    Rossmann sees the situation differently. “Basically, the claim of climate neutrality for our advertised products does not constitute a violation of competition law, so we have not issued a cease-and-desist declaration,” says a spokeswoman. “We consider our previous communication on this topic to be comprehensive and transparent.”

    It should also be noted that the products or the certified, international climate protection projects at the DUH were not and are not the subject of criticism. Rather, it is about possible, formal deficiencies in communication.

    A misleading of the consumer and in particular an incorrect advertising of the climate-neutral products is and was not present at any time. “Nevertheless, we take the criticism seriously and are currently examining further optimization of communication.” There is also an open exchange with the German Environmental Aid.

    Beiersdorf reacts in a similar way. The company, which was attacked by the DUH for advertising statements about a shower gel and a night cream, is open to dialogue with consumer protection groups. Concrete offers of talks have already been made, says a spokeswoman. “However, we see no reason for a cease-and-desist declaration.”

    This was also explained to the DUH in a corresponding reply. Beiersdorf deliberately decided against the widespread term “climate neutral” and instead speaks explicitly of “climate neutralized” at the product level.

    “We are thus emphasizing to consumers that the affected products have a remaining CO2 footprint that is offset by our commitment.” To this end, “significant measures” have been taken to reduce the CO2 footprint.

    “We achieve this, for example, by using recyclate in our plastic packaging, by reducing the weight of the packaging and/or by optimizing the formulas with regard to the ingredients used. Remaining emissions are then offset by certified reforestation projects, as stated on the products and in the communication about them.”

    When selecting the projects, Beiersdorf relies on recognized standards that are also publicly available to consumers.

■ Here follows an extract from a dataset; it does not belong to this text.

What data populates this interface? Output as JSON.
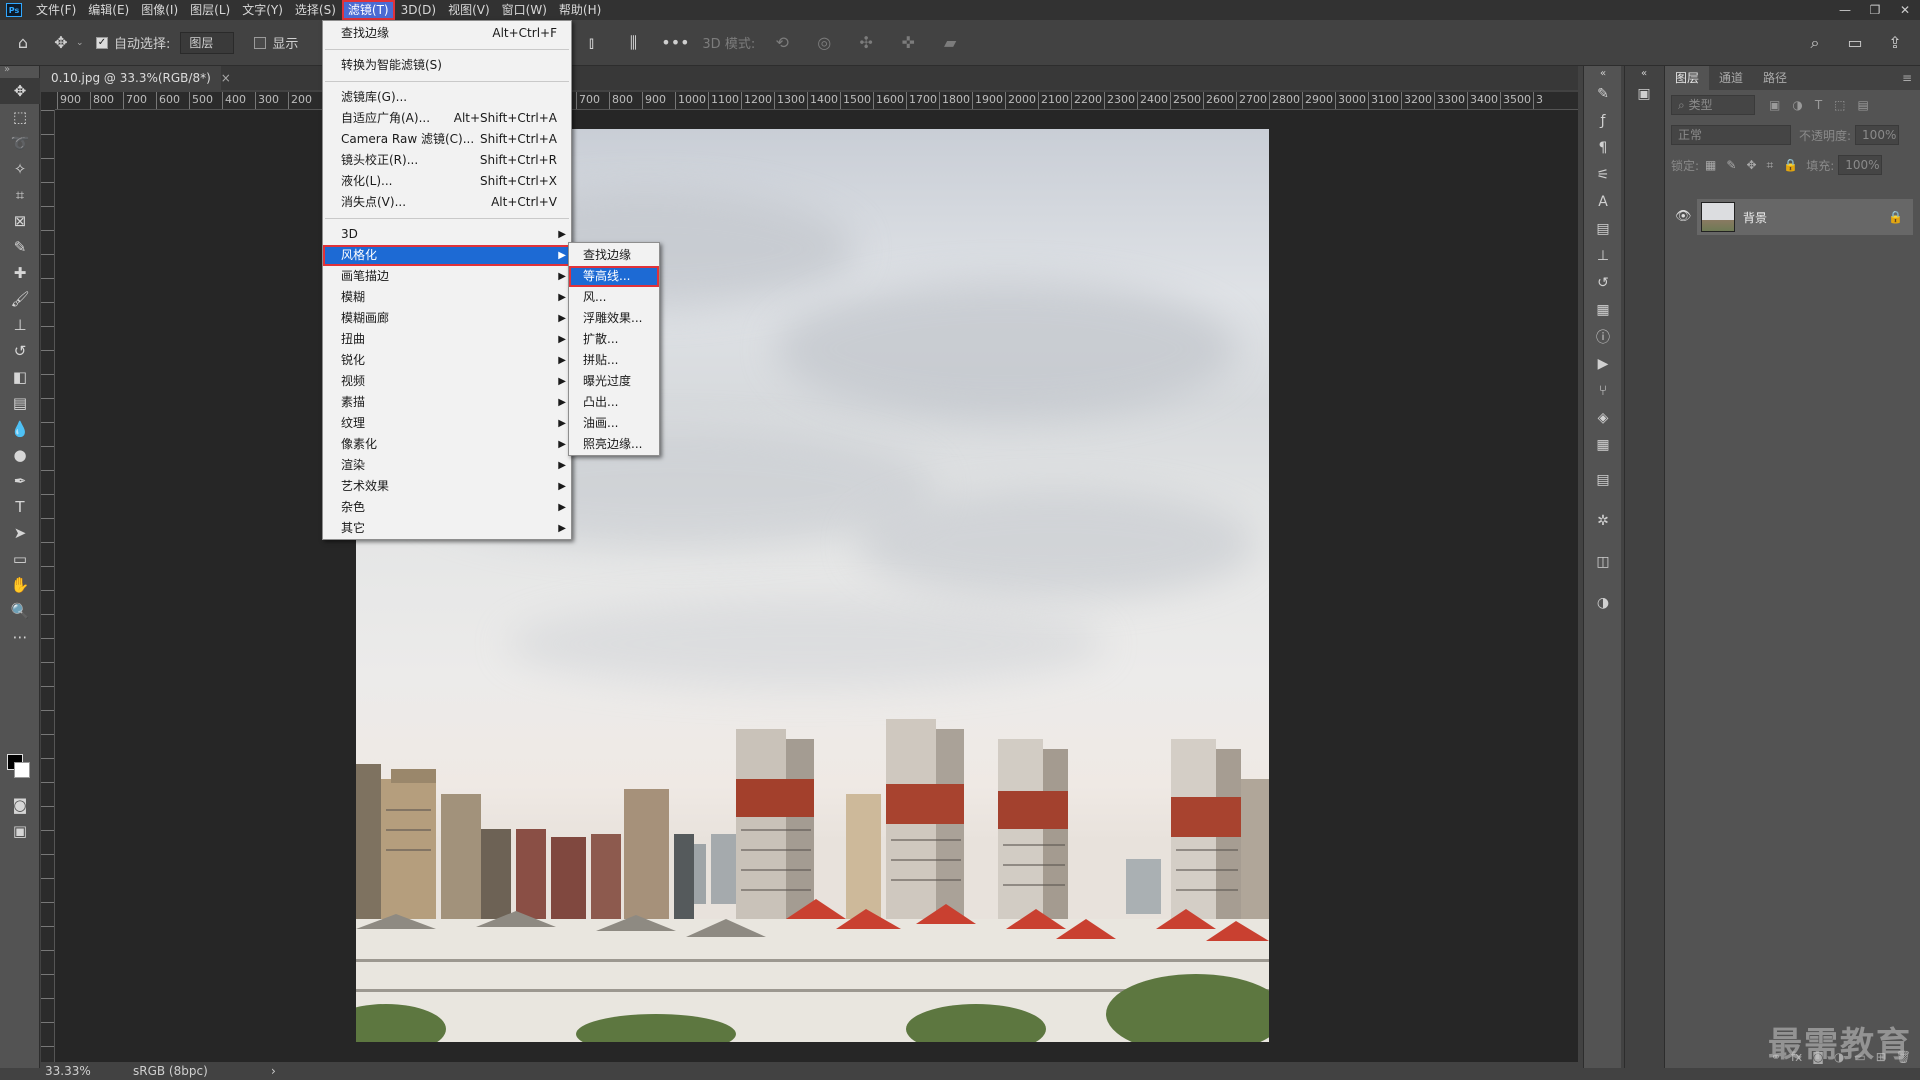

    “Everything on shares” is the daily stock exchange shot from the WELT business editorial team. Every morning from 7 a.m. with our financial journalists. For stock market experts and beginners. Subscribe to the podcast on Spotify, Apple Podcast, Amazon Music and Deezer. Or directly via RSS feed.